This approach underpinned my work as Managing Director of the Scottish Chamber Orchestra from 1984 to 1993. Before considering the idea of appointing a Principal Conductor for the Orchestra (which indeed followed), in 1995 I created the new position of Associate Composer/ Conductor (for Peter Maxwell Davies) and established one of the first orchestral social programmes and education posts in Europe. There followed an extraordinary flowering of composition in Scotland, with Maxwell Davies’ unique series of ten Strathclyde Concertos for the SCO leading the way. A fuller description is in an article entitled The Changing Face of the Music Profession and a wider appreciation of Sir Peter Maxwell Davies' contribution to music and society can be found in Remembering Max which I wrote following his death in 2016.
Commissioning composers and other artists has therefore been a vital part of my professional activities over many years and I have been responsible for the creation and development of countless (over 200) new works, predominantly in music. Although the best pieces have tended to be created for their own time and not for posterity, it is important that as many as possible have the chance to live on beyond their first performances.
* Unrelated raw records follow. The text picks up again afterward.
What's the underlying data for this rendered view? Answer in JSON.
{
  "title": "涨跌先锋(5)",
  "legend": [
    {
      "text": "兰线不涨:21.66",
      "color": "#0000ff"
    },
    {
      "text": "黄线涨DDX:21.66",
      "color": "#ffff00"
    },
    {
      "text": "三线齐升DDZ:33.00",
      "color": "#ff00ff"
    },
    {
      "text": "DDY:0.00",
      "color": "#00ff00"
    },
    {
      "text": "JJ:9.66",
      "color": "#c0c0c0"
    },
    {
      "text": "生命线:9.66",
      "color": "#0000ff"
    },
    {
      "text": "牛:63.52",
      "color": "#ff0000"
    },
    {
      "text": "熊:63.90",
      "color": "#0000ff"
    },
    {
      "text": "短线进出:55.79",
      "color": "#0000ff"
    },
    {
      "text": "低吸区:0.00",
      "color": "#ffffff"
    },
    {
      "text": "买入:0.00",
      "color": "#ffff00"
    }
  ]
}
Just one recent example is a song-cycle commissioned in 2013 for my final City of London Festival in partnership with Derry~Londonderry (UK City of Culture): Trees, Walls, Cities, which explores the symbolism of trees and of city walls, and in which the eight composers of the songs, with their chosen poets, address the conflicts of their respective walled cities – Derry, London, Utrecht, Berlin, Vienna, Dubrovnik, Nicosia and Jerusalem – where performances are continuing to be organised.
1816 – The Year Without a Summer. On 17 and 18 June 2016 I presented a two-day programme of concerts and talks, with leading musicians and expert speakers, at Kings Place in London. This offered an original and enlightening framework for exploring the full context and consequences of extraordinary natural events which occurred exactly 200 years ago. The music, literature and other creations of the time were appreciated in a new light – enriched by history and science, they can tell us much that is of interest and importance to today’s society. There is further information about the background, concerts and study day below, with quick links to the programmes and presentations.
Concert 1: Beethoven and Schubert in Vienna
James Gilchrist tenor and Anna Tilbrook piano
Study Day: proceedings and presentations
Further details of talks:
Atmospheric Effects of the Tambora Eruption by Prof. Giles Harrison
Frankenstein's Weather! by Prof. Gillen D'Arcy Wood
'Not Yet Saved': Europe After the Fall of Napoleon by Prof. Robert Tombs
Lightness, Darkness and the Creative Brain by Prof. Michael Trimble
Concert 2: Byron in Switzerland
Louis Schwizgebel piano, Di Sherlock & Ian Ritchie narrators and Alberto Venzago photography
The Musical Brain. Please follow this link to read about events which I curate for The Musical Brain, connecting ‘arts, science and the mind’.
Please also visit my work in directing various arts festivals: a number of these programmes may be viewed in full.
Please contact me for discussion, further information and availability either as a curator or as an advisor in any aspect of musical or inter-disciplinary programming.